The last time I had shot with my mom, I was still in elementary school. My grandmother died in 1987 when I was 13, so it had to be before then (as my father and I only ever shot at my grandmother’s house). I remember my mom embarrassing us with her skills and her apathy. She could shoot accurately and we couldn’t, and she didn’t really care one way or the other.
My father and I would shoot (at) old tin pie pans. We’d make excuses for distance, or wind. We’d shoot for a while and run through the ammo. But before we finished, my mother would step out onto porch and take the gun and poke five clean holes in the swinging target. Every time. And effortlessly.

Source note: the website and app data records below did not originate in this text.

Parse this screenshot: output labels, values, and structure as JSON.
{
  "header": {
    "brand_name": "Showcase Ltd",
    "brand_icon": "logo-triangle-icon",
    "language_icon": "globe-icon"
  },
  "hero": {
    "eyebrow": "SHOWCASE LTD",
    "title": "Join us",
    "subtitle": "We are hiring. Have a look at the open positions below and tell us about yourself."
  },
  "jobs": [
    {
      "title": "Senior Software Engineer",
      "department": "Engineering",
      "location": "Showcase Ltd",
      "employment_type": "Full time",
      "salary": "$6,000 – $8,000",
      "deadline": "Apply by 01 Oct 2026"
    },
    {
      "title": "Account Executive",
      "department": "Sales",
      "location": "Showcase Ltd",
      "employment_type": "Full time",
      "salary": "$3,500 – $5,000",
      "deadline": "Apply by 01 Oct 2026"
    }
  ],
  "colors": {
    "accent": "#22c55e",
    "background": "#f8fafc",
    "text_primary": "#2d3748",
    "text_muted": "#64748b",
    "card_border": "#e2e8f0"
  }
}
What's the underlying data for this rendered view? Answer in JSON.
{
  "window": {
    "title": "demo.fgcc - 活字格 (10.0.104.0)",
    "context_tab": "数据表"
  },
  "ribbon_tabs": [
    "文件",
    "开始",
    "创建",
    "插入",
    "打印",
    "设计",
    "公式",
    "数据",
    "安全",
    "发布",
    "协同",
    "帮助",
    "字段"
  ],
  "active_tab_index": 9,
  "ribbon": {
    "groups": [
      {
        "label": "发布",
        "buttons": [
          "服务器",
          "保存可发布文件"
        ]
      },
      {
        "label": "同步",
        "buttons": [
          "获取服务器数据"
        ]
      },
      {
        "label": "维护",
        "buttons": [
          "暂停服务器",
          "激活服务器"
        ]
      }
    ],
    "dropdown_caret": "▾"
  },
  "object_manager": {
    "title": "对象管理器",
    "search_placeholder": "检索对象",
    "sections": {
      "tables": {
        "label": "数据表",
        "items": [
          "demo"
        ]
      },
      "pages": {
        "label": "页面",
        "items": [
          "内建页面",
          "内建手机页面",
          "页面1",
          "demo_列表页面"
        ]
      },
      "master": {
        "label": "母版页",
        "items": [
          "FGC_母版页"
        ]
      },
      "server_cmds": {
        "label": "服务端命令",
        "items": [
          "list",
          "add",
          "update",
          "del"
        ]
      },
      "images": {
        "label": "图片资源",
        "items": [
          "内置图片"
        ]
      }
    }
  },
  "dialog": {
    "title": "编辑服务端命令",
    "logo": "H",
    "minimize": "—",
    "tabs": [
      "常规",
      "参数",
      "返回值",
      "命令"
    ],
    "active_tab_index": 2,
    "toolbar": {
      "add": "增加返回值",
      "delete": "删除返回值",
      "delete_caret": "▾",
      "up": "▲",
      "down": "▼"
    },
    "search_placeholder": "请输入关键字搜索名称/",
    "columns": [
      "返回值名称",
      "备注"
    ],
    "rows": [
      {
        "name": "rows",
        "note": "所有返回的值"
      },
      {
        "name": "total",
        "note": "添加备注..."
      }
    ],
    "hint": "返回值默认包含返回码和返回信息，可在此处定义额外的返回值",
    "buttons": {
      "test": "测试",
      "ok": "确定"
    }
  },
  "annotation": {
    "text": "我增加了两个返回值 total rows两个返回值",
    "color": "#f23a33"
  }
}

Shooting with my mother (now)
So when she decided it was time for a new gun, I invited her up. I had a couple of guns in for review, and she could try out a variety of styles. I knew she would land on a traditional revolver, but I was going to let her decide.
It wasn’t as easy as I’d thought. She’d been to shoot with a friend who had a 9mm of some sort (a Glock, we think). She loved the way it worked. But this friend had racked the slide for her. We figured this out when she couldn’t rack the slide on any of the pistols I had in at that time. Not even a .380. The spring tension on even the lightest automatic was too heavy for her to overcome.
So we moved to the revolvers. As she wanted something she could carry, we tried out two .357s.
The Ruger LCR has a lighter trigger pull, close to eight pounds, but requires some hand strength to hold on target. Though she could pull the trigger back, she had trouble keeping the gun still enough for accuracy.
The Ruger SP101 has a heavy double action pull, above 10 pounds. And my mother doesn’t have the hand strength to pull back the hammer with her thumb.
What to do?
The double action only revolvers were out, as she was too shaky. The single/double action didn’t seem to be much better. A good automatic would be ideal, if there was always someone there to handle loading and unloading. What was left? There aren’t that many break action handguns left. A shotgun would be ideal, but a bit more complicated to conceal.
If you can’t work one of there, what do can you carry?
We figured it out. One handed shooting was not an option. With her arthritis, she needs two hands on the gun. And that was the answer. As she is right handed, I showed her how to hold the gun with one hand, and cock with the other. I think this is the best way to cock a revolver. But we added an extra step.
By pulling back on the trigger just enough to start the hammer back, and then following through with the leverage from her left thumb, she could easily and reliably cock the gun. Yes it requires the trigger finger on the trigger a bit earlier than I’d like, but the once the trigger and hammer are in motion, the finger goes back to the frame.
I don’t know how much longer she’ll be able to do it, but it works for now. And her accuracy hasn’t diminished in the least. With practice, she’s mastered the motion. It is fluid and becoming a habit. And she can pull double action shots one handed. It just hurts a bit. So she’ll practice with the easy motion, and prepare for the other. And she’ll hit what she’s aiming at, which is something I’m still working on.
Everyone has the right to self defense. For some, the options are limited. But with a little bit of creativity, there are viable options.